The success of a project depends in a good way on how teamwork is considered. Finding the most suitable routine and rhythms helps a team achieve its goals more easily, but this is not always easy. As an organization manager, you should be aware of the characteristics of your employees and the type of work they do to know which of the two most popular agile techniques will give you the best results: Kanban or SCRUM. Both options have very defined characteristics, which condition the proper implementation of these systems in one frame or another of work. Therefore, it is worth knowing them more in depth.
Kanban and SCRUM are used every day in development teams, but, increasingly, also in other sectors. Between the two terms, Kanban is the one that has always been closer to other industries, such as the automobile industry.
The SCRUM methodology seeks to establish a work framework adaptable to the tasks that must be carried out in a period of between 1 and 4 weeks of intensive work. Once the product is finished and launched, another cycle begins the same. What are the advantages of working like this? Essentially, speed and flexibility when combining work processes. Anyway, we must also bear in mind that a calendar so marked and strict can condition some teams, who will feel their activity restricted by the strict guidelines set at the beginning of each intensive work cycle.
For its part, the Kanban is a concept of work organization similar to the Scrum, although more flexible. This methodology accepts the possibility of rethinking the priorities of the work as the needs of the moment change. The team helps the workflow to be much better, and prevents stagnation in predefined patterns. Moreover, in this case it is possible to decide to reject the initial proposals of the project organization, if the team members perceive that it does not work properly.
Kanban vs. SCRUM: What work methodology is better?
Using agile methodologies to manage your projects can greatly improve your productivity and that of your company. Which is the best and how to choose the right one according to your needs and your development model?
When dealing with the management of a project, the main difficulty for both those responsible for organizing and distributing the tasks and those responsible for carrying them out, is to achieve specific objectives and organize them according to previously established priorities and delivery periods. The traditional approach consisted in facing the whole project as if it were a single task, elaborating a single and rigid plan of action that was not susceptible of being modified according to the contingencies that might appear. This entails many logistical and organizational problems. First, a business project cannot be carried out by a single individual or a very small group. On the other hand, the business environment, the needs of customers, the economic context. They are constantly changing. An effective and agile project management must be able to adapt to all these eventualities and start from a principle of constant improvement.
To be more efficient, it is very useful to divide a large project into smaller tasks that are more manageable, assigning each of them to a small group of individuals, establishing short delivery periods and carrying out constant controls to ensure the adequacy of the objectives and actions to the needs and circumstances of the moment.
This is the goal of Scrum. A business project is divided into blocks of tasks that can be carried out by small groups of individuals and that have an estimated duration of approximately two weeks, with intermediate controls and at the end of the assigned period.
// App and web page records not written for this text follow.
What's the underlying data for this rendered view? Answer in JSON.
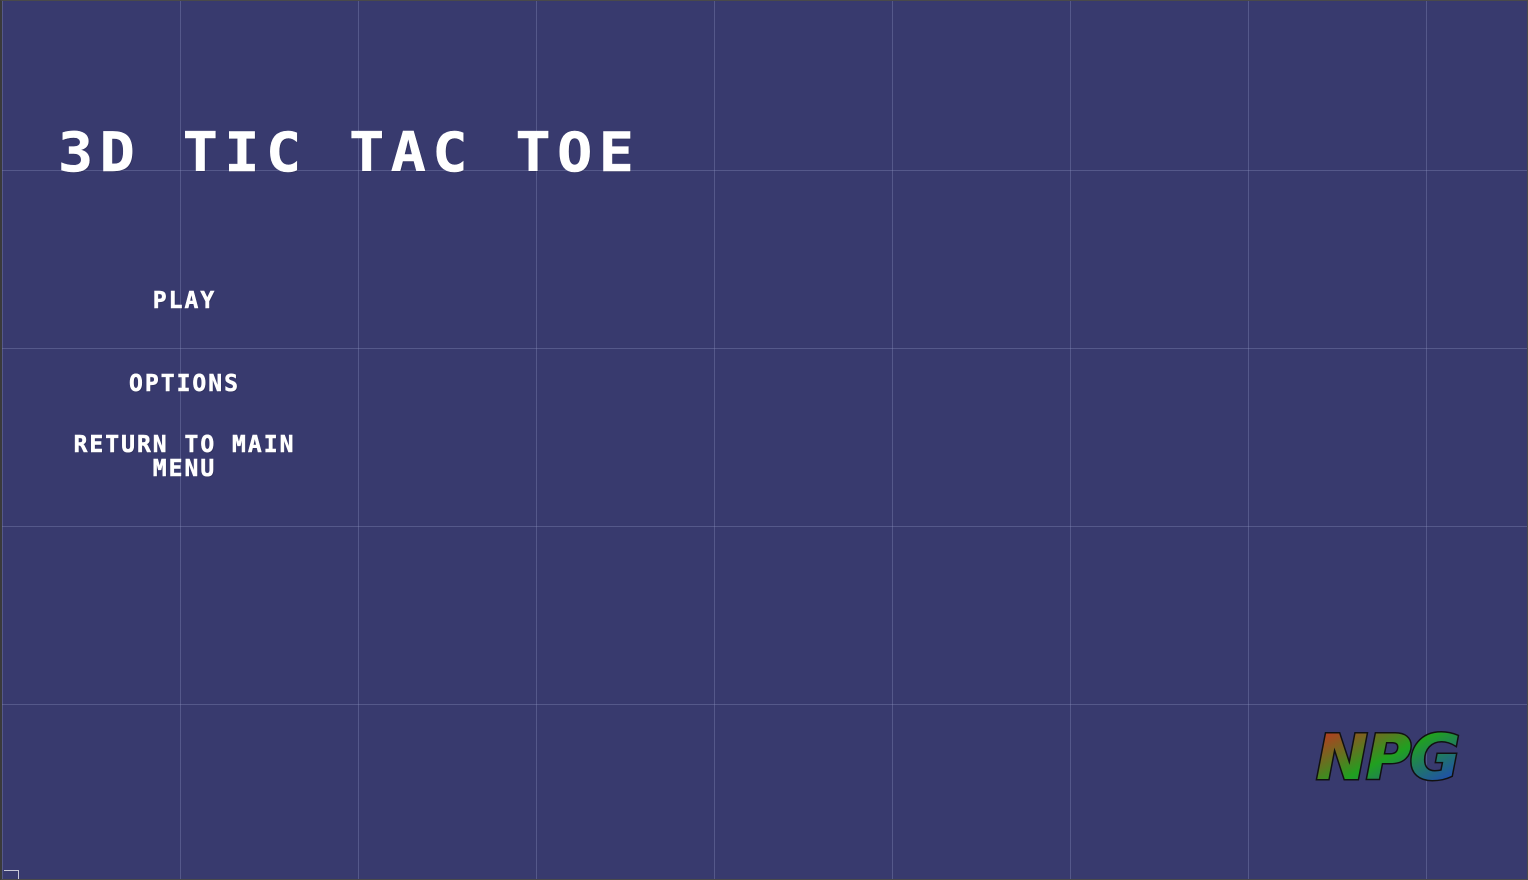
{
  "game": {
    "title": "3D TIC TAC TOE"
  },
  "menu": {
    "play_label": "PLAY",
    "options_label": "OPTIONS",
    "return_label": "RETURN TO MAIN MENU"
  },
  "logo": {
    "text": "NPG",
    "colors": [
      "#e02020",
      "#20a020",
      "#2030e0"
    ]
  },
  "colors": {
    "background": "#383a6e",
    "grid": "#6a6ea0",
    "text": "#ffffff"
  }
}
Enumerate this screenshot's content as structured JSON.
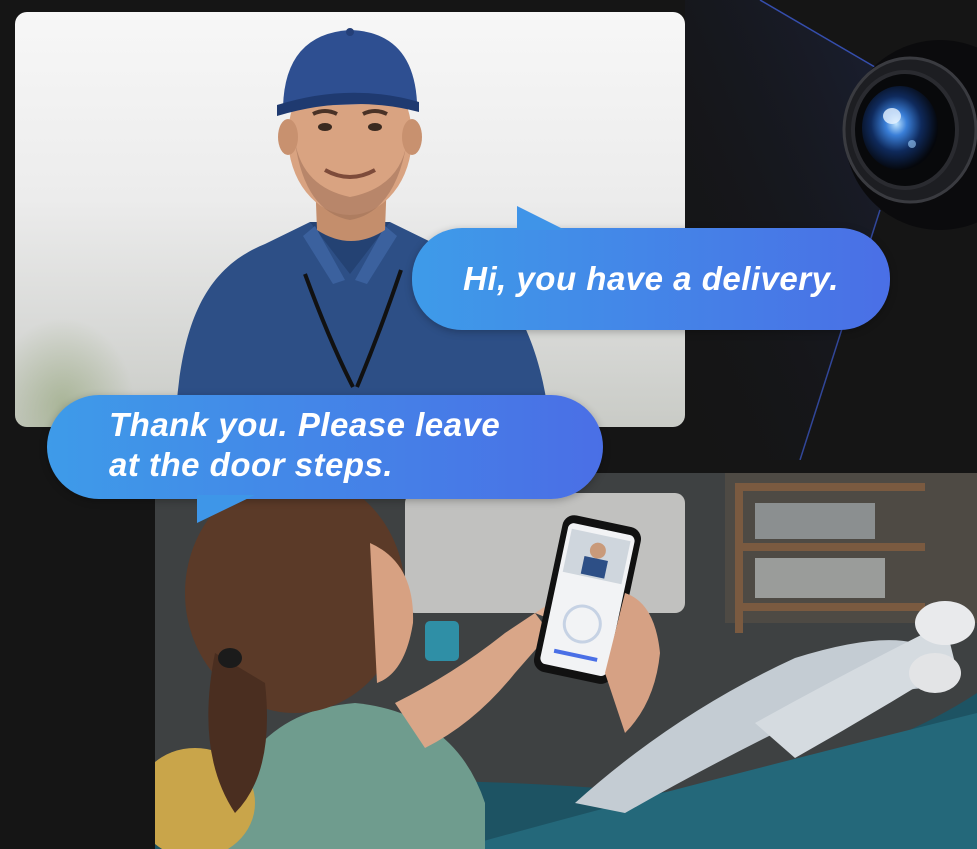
{
  "chat": {
    "incoming_message": "Hi, you have a delivery.",
    "reply_message": "Thank you. Please leave\nat the door steps."
  },
  "colors": {
    "background": "#151515",
    "bubble_start": "#3e9be9",
    "bubble_end": "#4a6fe6",
    "uniform_blue": "#2b4f8c"
  },
  "icons": {
    "camera": "security-camera-icon"
  }
}
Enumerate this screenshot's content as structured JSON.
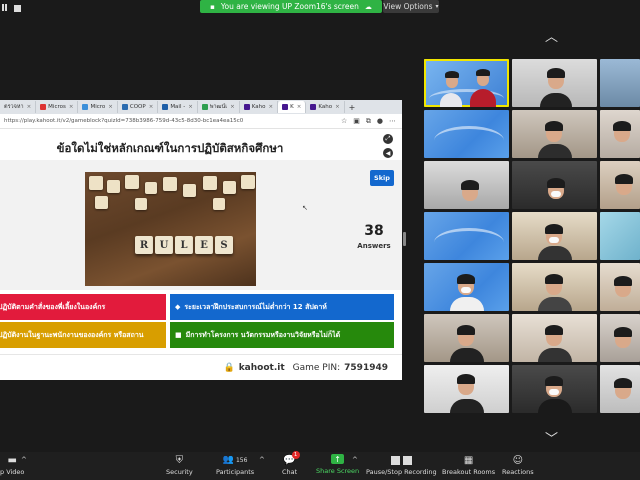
{
  "topbar": {
    "share_banner": "You are viewing UP Zoom16's screen",
    "view_options": "View Options"
  },
  "browser": {
    "tabs": [
      "ตรวจหา",
      "Micros",
      "Micro",
      "COOP",
      "Mail -",
      "พาฒน์เ",
      "Kaho",
      "K",
      "Kaho"
    ],
    "url": "https://play.kahoot.it/v2/gameblock?quizId=738b3986-759d-43c5-8d30-bc1ea4ea15c0"
  },
  "kahoot": {
    "question": "ข้อใดไม่ใช่หลักเกณฑ์ในการปฏิบัติสหกิจศึกษา",
    "skip_label": "Skip",
    "answers_count": "38",
    "answers_label": "Answers",
    "rules_word": [
      "R",
      "U",
      "L",
      "E",
      "S"
    ],
    "answers": [
      "ปฏิบัติตามคำสั่งของพี่เลี้ยงในองค์กร",
      "ระยะเวลาฝึกประสบการณ์ไม่ต่ำกว่า 12 สัปดาห์",
      "ปฏิบัติงานในฐานะพนักงานขององค์กร หรือสถาน",
      "มีการทำโครงการ นวัตกรรมหรืองานวิจัยหรือไม่ก็ได้"
    ],
    "footer_domain": "kahoot.it",
    "footer_pin_label": "Game PIN:",
    "footer_pin": "7591949"
  },
  "toolbar": {
    "video": "p Video",
    "security": "Security",
    "participants": "Participants",
    "participants_count": "156",
    "chat": "Chat",
    "chat_badge": "1",
    "share": "Share Screen",
    "record": "Pause/Stop Recording",
    "breakout": "Breakout Rooms",
    "reactions": "Reactions"
  },
  "colors": {
    "share_green": "#2fb344",
    "kahoot_red": "#e21b3c",
    "kahoot_blue": "#1368ce",
    "kahoot_yellow": "#d89e00",
    "kahoot_green": "#26890c"
  }
}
But is it possible to be even more efficient?
Here the Kanban methodology comes into play. It consists of taking one more step towards the fragmentation of the project, turning it into tasks as small and simple as possible that are distributed on a colorful board according to an order of preferences.
In this case, the tasks can involve a single individual during periods of time as short as a few hours. This not only allows an immediate adaptation to the circumstances, but also manages to improve the sensations perceived by the workers. Far from feeling overwhelmed by a huge project that surpasses them, they feel occupied in carrying out small tasks, so they constantly obtain the satisfaction of the objective accomplished when making each delivery.
That is why the visual distribution of tasks is so important. A Kanban board consists of three columns. In one of them, the pending tasks are placed, in another of the tasks that are being carried out at this moment and in the third, the tasks that have already been carried out. The satisfaction of changing tasks from one column to another is a small dose of optimism that can make big differences at the end of a work day. Likewise, the visual distribution of the tasks allows to know immediately which are pending and their order of priority.
Scrum vs Kanban: benefits and points in common of both methodologies
More than Scrum vs. Kanban, what must be considered is what aspects of Scrum and Kanban can be used in each project to effectively develop products and services. For this, it is necessary to know the advantages of both approaches:
Are you still having doubts about the differences and similarities between Kanban and Scrum? Keep these considerations in mind in order to distinguish them.
- Srum’s workflow focuses on work intervals, in which tasks must progress steadily.
- Kanban conceives the work based on individual items, which can be added or eliminated from each phase of the project, according to the needs of each moment. Precisely because of this, and to avoid gaps between the various team members, it requires a monitoring of the entire process.
Consequently, the Scrum organizational scheme can fit much better in team projects that remain constant throughout its execution, while Kanban will fit much better in a high-level process of work, carried out by a mature team and able to evolve according to the needs of the moment.